BEGIN Input data
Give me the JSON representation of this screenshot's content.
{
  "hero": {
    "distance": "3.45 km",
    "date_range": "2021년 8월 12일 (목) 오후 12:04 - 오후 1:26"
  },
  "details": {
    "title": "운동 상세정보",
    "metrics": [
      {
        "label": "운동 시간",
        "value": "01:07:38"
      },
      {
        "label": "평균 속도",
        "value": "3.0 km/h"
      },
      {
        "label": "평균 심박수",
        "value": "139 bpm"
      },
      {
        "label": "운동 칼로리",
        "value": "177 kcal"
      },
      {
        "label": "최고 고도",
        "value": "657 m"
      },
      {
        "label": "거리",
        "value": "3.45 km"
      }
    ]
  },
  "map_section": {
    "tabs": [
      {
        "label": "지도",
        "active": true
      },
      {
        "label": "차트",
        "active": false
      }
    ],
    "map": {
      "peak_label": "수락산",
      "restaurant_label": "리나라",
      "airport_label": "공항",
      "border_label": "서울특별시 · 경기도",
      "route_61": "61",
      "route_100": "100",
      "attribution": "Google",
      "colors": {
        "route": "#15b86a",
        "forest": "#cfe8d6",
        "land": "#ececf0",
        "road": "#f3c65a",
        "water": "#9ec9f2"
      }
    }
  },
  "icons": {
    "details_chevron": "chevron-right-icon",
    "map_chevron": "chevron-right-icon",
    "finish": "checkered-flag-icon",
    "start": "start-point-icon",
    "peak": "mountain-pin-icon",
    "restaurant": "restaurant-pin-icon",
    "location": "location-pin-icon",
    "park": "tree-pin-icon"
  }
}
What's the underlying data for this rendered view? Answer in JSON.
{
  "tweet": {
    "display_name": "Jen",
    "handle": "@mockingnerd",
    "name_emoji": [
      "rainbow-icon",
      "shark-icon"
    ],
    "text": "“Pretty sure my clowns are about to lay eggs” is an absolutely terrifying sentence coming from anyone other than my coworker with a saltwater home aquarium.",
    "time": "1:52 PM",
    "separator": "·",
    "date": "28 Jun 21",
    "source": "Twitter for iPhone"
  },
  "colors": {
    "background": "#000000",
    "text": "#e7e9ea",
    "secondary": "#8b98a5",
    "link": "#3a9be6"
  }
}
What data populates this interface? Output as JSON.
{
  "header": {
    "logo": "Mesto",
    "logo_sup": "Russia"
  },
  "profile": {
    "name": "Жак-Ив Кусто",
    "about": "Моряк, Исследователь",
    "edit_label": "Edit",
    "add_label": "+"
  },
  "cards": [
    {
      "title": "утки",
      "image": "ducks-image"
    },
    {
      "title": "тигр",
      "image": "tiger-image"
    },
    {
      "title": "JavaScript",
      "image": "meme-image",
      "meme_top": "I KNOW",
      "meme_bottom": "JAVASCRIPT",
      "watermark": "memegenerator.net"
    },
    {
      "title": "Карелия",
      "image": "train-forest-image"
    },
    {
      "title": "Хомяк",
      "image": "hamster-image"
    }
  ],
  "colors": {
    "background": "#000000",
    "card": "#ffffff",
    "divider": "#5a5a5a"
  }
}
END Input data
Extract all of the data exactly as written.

Give me the JSON representation of this screenshot's content.
{
  "hero": {
    "distance": "3.45 km",
    "date_range": "2021년 8월 12일 (목) 오후 12:04 - 오후 1:26"
  },
  "details": {
    "title": "운동 상세정보",
    "metrics": [
      {
        "label": "운동 시간",
        "value": "01:07:38"
      },
      {
        "label": "평균 속도",
        "value": "3.0 km/h"
      },
      {
        "label": "평균 심박수",
        "value": "139 bpm"
      },
      {
        "label": "운동 칼로리",
        "value": "177 kcal"
      },
      {
        "label": "최고 고도",
        "value": "657 m"
      },
      {
        "label": "거리",
        "value": "3.45 km"
      }
    ]
  },
  "map_section": {
    "tabs": [
      {
        "label": "지도",
        "active": true
      },
      {
        "label": "차트",
        "active": false
      }
    ],
    "map": {
      "peak_label": "수락산",
      "restaurant_label": "리나라",
      "airport_label": "공항",
      "border_label": "서울특별시 · 경기도",
      "route_61": "61",
      "route_100": "100",
      "attribution": "Google",
      "colors": {
        "route": "#15b86a",
        "forest": "#cfe8d6",
        "land": "#ececf0",
        "road": "#f3c65a",
        "water": "#9ec9f2"
      }
    }
  },
  "icons": {
    "details_chevron": "chevron-right-icon",
    "map_chevron": "chevron-right-icon",
    "finish": "checkered-flag-icon",
    "start": "start-point-icon",
    "peak": "mountain-pin-icon",
    "restaurant": "restaurant-pin-icon",
    "location": "location-pin-icon",
    "park": "tree-pin-icon"
  }
}
What's the underlying data for this rendered view? Answer in JSON.
{
  "tweet": {
    "display_name": "Jen",
    "handle": "@mockingnerd",
    "name_emoji": [
      "rainbow-icon",
      "shark-icon"
    ],
    "text": "“Pretty sure my clowns are about to lay eggs” is an absolutely terrifying sentence coming from anyone other than my coworker with a saltwater home aquarium.",
    "time": "1:52 PM",
    "separator": "·",
    "date": "28 Jun 21",
    "source": "Twitter for iPhone"
  },
  "colors": {
    "background": "#000000",
    "text": "#e7e9ea",
    "secondary": "#8b98a5",
    "link": "#3a9be6"
  }
}
What data populates this interface? Output as JSON.
{
  "header": {
    "logo": "Mesto",
    "logo_sup": "Russia"
  },
  "profile": {
    "name": "Жак-Ив Кусто",
    "about": "Моряк, Исследователь",
    "edit_label": "Edit",
    "add_label": "+"
  },
  "cards": [
    {
      "title": "утки",
      "image": "ducks-image"
    },
    {
      "title": "тигр",
      "image": "tiger-image"
    },
    {
      "title": "JavaScript",
      "image": "meme-image",
      "meme_top": "I KNOW",
      "meme_bottom": "JAVASCRIPT",
      "watermark": "memegenerator.net"
    },
    {
      "title": "Карелия",
      "image": "train-forest-image"
    },
    {
      "title": "Хомяк",
      "image": "hamster-image"
    }
  ],
  "colors": {
    "background": "#000000",
    "card": "#ffffff",
    "divider": "#5a5a5a"
  }
}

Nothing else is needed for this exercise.